__YOUR OBJECTIVE__:
Report each line of the entries below that includes "duration".

__RECORDS TO PROCESS__:
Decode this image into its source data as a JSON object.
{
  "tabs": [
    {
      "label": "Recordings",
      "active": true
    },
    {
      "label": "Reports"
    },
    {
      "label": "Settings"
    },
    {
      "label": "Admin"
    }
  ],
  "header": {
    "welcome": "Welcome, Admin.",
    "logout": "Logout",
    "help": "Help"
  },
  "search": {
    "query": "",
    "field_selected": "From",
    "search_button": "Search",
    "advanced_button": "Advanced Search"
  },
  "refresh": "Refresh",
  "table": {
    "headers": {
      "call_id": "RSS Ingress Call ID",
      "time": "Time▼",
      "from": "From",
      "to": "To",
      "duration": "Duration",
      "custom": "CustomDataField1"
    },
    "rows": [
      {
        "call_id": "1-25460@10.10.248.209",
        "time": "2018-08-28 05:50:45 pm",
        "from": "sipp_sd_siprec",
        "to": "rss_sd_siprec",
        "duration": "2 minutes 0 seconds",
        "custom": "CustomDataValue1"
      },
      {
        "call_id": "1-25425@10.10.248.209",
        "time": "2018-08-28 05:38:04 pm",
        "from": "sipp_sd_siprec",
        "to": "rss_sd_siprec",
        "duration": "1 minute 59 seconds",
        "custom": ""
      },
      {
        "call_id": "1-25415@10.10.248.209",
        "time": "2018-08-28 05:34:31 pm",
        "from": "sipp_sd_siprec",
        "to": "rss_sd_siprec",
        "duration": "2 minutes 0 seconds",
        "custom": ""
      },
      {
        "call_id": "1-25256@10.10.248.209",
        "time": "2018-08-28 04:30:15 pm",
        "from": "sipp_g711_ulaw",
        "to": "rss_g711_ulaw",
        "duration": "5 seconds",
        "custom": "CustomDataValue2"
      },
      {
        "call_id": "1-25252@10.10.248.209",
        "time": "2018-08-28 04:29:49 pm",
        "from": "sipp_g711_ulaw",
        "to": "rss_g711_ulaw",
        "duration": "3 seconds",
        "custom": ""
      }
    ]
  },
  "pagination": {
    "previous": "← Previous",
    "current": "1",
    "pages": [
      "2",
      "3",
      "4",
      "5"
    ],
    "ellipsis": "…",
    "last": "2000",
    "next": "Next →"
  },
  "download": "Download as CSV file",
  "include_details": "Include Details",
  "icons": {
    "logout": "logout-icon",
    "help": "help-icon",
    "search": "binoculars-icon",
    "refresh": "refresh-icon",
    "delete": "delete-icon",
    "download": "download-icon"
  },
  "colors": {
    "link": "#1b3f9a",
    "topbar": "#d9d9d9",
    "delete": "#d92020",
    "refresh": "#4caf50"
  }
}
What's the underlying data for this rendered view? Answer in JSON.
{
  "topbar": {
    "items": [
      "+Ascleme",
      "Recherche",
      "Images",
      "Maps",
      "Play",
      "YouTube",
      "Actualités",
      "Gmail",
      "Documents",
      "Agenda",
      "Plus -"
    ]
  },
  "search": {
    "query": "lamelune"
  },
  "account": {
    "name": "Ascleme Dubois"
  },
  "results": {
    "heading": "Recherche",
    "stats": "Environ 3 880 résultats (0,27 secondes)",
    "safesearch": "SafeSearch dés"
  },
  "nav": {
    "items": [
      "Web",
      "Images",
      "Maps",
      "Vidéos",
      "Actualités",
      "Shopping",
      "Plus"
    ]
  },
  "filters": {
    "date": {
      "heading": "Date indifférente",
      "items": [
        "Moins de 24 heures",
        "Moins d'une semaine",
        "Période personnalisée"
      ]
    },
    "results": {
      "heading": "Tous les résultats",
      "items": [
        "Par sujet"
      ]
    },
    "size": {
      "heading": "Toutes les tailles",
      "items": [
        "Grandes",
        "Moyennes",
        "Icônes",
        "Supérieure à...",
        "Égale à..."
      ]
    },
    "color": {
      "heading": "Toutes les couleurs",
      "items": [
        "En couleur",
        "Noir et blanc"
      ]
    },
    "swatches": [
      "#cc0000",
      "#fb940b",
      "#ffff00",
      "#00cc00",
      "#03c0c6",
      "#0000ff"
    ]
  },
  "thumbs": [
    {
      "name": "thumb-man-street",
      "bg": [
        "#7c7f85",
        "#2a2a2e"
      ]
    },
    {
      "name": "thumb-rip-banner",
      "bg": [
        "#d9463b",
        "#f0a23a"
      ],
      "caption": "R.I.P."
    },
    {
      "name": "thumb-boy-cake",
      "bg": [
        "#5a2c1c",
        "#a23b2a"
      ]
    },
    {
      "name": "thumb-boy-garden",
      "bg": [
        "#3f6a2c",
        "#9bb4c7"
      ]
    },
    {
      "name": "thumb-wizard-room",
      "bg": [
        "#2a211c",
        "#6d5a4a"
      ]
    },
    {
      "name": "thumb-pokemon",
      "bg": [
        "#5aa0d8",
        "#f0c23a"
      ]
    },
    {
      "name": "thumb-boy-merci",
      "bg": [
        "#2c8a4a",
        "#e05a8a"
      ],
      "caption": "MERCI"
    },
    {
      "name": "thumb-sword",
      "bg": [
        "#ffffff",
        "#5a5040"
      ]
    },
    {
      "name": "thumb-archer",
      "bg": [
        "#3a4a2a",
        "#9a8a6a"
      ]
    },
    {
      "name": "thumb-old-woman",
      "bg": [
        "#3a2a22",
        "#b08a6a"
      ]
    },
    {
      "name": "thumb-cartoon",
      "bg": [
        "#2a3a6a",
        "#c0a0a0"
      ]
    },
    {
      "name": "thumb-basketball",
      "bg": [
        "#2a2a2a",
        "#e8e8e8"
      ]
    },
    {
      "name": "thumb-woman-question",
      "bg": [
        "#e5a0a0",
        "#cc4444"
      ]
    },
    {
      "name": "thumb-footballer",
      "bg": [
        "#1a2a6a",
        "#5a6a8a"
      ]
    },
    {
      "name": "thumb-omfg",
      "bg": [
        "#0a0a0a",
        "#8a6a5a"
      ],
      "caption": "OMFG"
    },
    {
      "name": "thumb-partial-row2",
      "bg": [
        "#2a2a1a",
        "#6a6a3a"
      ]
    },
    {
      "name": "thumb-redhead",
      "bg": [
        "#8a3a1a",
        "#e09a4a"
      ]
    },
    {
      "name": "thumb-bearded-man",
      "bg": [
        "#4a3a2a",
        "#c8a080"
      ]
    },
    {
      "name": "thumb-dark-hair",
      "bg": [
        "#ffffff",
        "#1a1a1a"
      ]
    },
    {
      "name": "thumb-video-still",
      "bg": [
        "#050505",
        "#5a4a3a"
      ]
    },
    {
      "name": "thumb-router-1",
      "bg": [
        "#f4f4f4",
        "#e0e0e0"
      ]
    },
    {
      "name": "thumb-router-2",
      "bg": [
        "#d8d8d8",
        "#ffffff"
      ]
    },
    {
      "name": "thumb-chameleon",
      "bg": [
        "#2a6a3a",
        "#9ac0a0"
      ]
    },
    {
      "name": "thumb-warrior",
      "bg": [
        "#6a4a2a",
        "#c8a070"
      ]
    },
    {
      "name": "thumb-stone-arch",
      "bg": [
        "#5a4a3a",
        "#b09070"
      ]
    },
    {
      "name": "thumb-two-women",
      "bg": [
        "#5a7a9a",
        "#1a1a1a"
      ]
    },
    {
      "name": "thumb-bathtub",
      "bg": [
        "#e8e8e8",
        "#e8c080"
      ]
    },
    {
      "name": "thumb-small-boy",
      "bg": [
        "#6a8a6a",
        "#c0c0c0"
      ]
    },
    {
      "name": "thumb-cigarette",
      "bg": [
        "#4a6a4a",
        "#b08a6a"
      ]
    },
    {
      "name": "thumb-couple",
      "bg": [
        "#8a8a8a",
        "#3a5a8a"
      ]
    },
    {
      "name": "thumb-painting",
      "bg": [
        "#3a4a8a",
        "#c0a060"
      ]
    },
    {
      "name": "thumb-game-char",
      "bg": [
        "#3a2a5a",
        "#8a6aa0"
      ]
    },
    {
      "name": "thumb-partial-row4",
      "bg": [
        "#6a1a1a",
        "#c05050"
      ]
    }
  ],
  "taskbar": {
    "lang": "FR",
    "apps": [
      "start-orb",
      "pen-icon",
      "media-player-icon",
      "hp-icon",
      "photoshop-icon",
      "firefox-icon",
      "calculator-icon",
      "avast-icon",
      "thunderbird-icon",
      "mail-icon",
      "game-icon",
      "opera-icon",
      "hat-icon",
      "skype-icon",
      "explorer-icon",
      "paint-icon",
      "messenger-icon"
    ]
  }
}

__EXERCISE RESULT__:
      "duration": "Duration",
        "duration": "2 minutes 0 seconds",
        "duration": "1 minute 59 seconds",
        "duration": "2 minutes 0 seconds",
        "duration": "5 seconds",
        "duration": "3 seconds",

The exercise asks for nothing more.